A guide to hydraulic pump maintenance
Hydraulic pumps are integral to the operation of any hydraulic machinery, responsible for converting mechanical power into hydraulic energy.
The failure of a pump is often one of the main reasons for a breakdown in a hydraulic system, therefore performing preventative maintenance is key to helping your equipment last longer.
Over time, hydraulic equipment is susceptible to breaking down but with proper care and maintenance, it should serve you for years to come.
If you want to get the most out of your hydraulic pump, here are a few maintenance tips to keep on top of.
1. Check the hydraulic fluid levels
Hydraulic fluid is critical to the smooth operation of the pump, so it’s important that correct fluid levels are kept in check at all times.
Pump manufacturers typically specify a fluid change schedule, which dictates how often the fluid has to be changed depending on how many hours the pump has been operational. Take note of how long the pump has been in action, and work out when the fluid level in the reservoir needs to be checked. If you’re unsure, a general rule of thumb is that the oil level should usually be at ½ inch from the top of the indicator.
Failure to maintain consistent fluid levels can prevent the pump from building enough pressure, which often leads to it drawing air into the reservoir and causing issues such as cavitation.
It goes without saying that you also need to be using the correct type of hydraulic fluid for your system, and make sure the levels of contamination are not such that the system will be damaged.
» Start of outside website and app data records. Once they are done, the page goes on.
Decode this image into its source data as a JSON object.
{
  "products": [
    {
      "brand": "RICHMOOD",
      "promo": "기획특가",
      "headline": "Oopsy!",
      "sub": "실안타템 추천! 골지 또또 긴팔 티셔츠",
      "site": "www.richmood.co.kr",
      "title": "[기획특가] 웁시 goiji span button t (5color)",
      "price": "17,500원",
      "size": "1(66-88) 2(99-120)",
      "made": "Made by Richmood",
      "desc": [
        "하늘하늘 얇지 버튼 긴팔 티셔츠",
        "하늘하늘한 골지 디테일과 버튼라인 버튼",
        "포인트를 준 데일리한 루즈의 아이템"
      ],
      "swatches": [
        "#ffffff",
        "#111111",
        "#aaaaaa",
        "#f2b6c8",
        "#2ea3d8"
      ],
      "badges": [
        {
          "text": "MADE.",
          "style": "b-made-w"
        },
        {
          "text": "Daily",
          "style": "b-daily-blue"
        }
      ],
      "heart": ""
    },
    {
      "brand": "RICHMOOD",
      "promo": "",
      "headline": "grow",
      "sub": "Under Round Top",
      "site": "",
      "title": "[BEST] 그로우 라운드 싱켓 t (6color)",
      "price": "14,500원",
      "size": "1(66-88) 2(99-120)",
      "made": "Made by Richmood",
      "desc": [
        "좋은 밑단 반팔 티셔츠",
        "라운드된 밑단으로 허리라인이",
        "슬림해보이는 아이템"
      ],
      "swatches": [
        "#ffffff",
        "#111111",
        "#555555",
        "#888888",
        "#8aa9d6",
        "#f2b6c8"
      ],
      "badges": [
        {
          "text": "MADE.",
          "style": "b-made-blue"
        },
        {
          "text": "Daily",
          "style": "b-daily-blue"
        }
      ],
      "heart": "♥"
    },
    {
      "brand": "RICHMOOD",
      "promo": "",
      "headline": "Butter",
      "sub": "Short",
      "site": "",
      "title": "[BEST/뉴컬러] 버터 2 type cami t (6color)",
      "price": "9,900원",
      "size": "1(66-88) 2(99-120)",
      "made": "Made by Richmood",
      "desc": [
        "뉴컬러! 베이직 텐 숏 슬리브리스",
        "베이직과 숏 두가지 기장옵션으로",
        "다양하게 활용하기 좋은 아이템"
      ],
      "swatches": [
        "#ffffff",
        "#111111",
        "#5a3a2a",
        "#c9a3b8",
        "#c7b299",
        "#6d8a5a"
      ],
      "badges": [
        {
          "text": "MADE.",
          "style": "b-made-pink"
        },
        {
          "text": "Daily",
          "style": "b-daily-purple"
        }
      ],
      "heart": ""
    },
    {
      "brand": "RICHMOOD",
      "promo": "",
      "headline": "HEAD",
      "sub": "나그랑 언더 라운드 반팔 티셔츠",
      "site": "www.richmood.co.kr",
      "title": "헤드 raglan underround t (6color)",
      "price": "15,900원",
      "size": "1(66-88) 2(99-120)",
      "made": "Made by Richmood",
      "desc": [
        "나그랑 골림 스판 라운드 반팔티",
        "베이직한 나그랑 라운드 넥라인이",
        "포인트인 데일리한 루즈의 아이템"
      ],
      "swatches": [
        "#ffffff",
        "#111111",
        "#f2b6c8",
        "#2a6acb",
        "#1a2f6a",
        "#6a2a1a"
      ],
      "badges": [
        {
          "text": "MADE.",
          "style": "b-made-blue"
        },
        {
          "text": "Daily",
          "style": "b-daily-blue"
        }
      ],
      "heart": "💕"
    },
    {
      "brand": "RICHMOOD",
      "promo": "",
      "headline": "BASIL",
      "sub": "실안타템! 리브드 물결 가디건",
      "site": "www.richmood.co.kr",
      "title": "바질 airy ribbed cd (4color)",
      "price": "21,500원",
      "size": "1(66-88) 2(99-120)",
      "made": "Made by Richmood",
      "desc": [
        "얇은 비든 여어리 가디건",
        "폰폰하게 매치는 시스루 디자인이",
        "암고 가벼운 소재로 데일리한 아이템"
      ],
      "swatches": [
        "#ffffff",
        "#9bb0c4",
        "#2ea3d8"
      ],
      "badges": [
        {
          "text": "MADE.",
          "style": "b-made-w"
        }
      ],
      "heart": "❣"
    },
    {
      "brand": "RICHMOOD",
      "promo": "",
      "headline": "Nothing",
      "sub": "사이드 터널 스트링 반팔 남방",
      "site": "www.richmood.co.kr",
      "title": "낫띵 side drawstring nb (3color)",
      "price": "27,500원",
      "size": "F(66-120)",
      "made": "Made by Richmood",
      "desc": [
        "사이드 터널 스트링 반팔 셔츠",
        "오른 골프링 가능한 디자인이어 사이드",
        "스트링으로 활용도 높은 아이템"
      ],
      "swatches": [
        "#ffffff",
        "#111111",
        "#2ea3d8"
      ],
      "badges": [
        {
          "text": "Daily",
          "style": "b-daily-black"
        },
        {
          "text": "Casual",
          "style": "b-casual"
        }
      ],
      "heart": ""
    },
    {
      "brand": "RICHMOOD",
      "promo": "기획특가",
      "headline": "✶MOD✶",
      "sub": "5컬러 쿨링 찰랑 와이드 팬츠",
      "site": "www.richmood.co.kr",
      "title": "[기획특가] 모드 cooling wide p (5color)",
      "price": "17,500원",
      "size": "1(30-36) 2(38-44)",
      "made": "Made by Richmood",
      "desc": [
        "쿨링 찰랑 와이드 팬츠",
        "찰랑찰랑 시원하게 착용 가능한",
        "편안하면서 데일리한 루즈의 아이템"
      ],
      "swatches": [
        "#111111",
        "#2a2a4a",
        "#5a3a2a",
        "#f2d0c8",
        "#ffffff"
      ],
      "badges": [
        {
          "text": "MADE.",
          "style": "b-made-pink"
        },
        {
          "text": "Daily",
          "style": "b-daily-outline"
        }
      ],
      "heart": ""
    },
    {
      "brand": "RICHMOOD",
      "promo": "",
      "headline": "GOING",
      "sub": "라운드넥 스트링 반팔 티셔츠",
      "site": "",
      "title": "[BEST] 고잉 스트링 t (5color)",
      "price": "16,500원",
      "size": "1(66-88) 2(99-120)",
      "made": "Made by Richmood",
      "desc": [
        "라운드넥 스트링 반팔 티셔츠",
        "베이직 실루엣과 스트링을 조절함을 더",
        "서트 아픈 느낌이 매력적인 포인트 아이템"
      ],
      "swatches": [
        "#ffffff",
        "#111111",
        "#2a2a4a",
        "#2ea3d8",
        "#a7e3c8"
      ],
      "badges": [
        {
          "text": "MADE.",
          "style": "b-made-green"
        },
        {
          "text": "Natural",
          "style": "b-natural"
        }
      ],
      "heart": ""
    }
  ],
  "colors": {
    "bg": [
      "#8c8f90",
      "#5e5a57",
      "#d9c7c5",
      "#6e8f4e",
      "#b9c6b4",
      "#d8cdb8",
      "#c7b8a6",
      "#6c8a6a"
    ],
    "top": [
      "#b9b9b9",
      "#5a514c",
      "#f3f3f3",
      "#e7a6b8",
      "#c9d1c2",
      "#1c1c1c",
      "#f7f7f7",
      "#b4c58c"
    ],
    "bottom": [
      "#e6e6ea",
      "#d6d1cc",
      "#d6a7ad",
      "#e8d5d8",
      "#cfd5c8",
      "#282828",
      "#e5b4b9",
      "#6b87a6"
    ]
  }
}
Contamination can have huge impacts on the pump and other components in the system, so the following checks will help to prevent this.
2. Keep the suction strainer clean
Every hydraulic pump tank has a suction strainer which helps to keep debris at bay. Ensuring the strainer is clean and fully functioning is integral to the overall efficiency of the system which can control the levels of contamination.
Remove the suction strainer according to the manufacturer’s instructions and follow the cleaning directions before re-installing it back into the tank.
3. Regularly change hydraulic filters
Similarly, all other hydraulic filters within the system should be checked frequently to ensure they are effectively removing debris from the fluid.
Filters will typically have a specified schedule that dictates how often they should be changed, depending on the number of hours they have been in operation. The longer a filter sits in a system, the less effective it becomes as it starts to clog up.
It’s wise to put a filter changing schedule in place to ensure they are helping to control the contamination correctly at all times.
4. Visually inspect the hose and connections
Any good pump maintenance schedule should include a visual inspection of the hydraulic hose and its connections to the pump.
Hoses are susceptible to cracking, bending and twisting which can impact the fluid flow and therefore the pressure of the pump. Check for any visible signs of wear, damage or any potential internal issues, and inspect the couplers, fittings and pipes to ensure they are functioning properly and fitted accordingly.
5. Clean the pump’s exterior
Ensuring that the pump exterior and all connecting equipment are kept as clean as possible is just as important as cleaning the interior. This should be done before removing the pump interior in order to limit any contamination going inside the pump.
6. Stick to a regular maintenance schedule
Hydraulic pump maintenance is one of the most effective ways to keep your equipment working efficiently, but it must be conducted regularly and thoroughly.
It’s recommended to perform the above tasks at least once per month, and ensure that all of your operators are aware of what should be done and when. This way, you have the best chance of identifying any possible issues, and rectifying them before it’s too late.
For the most part, preventative maintenance can be done in-house but when it comes to any changes or modifications to your equipment, these should be dealt with by a skilled and qualified engineer.
If you’re looking for a reliable hydraulic components partner, get in touch with Primary Fluid Power. We have access to 1000’s of individual components and can build or modify equipment to meet your exact needs – whether it’s a shaft change on a pump or a coil change on a valve. Our team of fluid power experts can advise on the most suitable option for you.